* _What is being asked_
Copy every line of the following data that includes the string "プレビュー".

* _Data records for software interfaces_

* * * *

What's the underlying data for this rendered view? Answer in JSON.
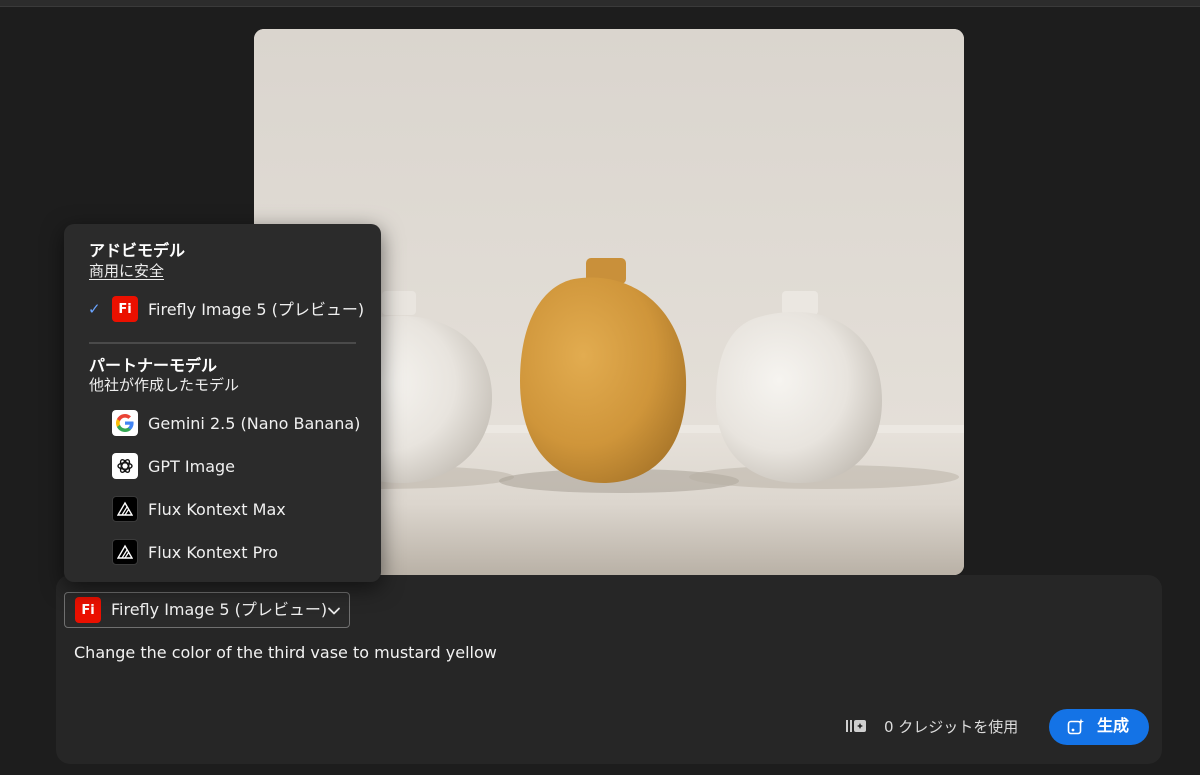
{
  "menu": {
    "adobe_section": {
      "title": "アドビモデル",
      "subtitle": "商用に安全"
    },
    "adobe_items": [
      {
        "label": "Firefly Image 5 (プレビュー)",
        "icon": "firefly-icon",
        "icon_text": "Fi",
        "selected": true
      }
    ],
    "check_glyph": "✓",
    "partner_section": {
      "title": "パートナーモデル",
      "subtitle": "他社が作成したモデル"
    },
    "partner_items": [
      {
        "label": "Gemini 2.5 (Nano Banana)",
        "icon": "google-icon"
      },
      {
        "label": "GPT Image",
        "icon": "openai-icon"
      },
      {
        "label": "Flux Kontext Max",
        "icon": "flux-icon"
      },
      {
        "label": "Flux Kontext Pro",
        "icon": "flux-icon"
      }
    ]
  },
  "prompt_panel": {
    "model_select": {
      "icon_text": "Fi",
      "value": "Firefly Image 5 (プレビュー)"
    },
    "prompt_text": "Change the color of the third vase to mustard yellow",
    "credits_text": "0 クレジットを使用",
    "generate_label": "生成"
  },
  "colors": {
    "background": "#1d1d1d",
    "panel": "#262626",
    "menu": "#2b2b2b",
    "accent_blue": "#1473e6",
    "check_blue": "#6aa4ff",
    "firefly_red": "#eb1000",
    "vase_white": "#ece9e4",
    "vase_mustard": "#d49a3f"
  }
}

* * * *

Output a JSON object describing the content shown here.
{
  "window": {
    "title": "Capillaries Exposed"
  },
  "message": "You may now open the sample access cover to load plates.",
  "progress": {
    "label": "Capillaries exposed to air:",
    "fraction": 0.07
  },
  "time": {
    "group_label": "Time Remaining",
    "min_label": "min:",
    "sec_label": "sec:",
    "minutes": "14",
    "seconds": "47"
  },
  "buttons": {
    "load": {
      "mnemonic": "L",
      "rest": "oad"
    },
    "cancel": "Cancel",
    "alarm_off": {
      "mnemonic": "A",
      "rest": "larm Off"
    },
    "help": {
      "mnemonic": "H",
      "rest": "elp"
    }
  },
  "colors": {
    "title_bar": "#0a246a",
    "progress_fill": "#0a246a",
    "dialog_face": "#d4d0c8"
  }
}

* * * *

* _Result for this exercise_
        "label": "Firefly Image 5 (プレビュー)",
      "value": "Firefly Image 5 (プレビュー)"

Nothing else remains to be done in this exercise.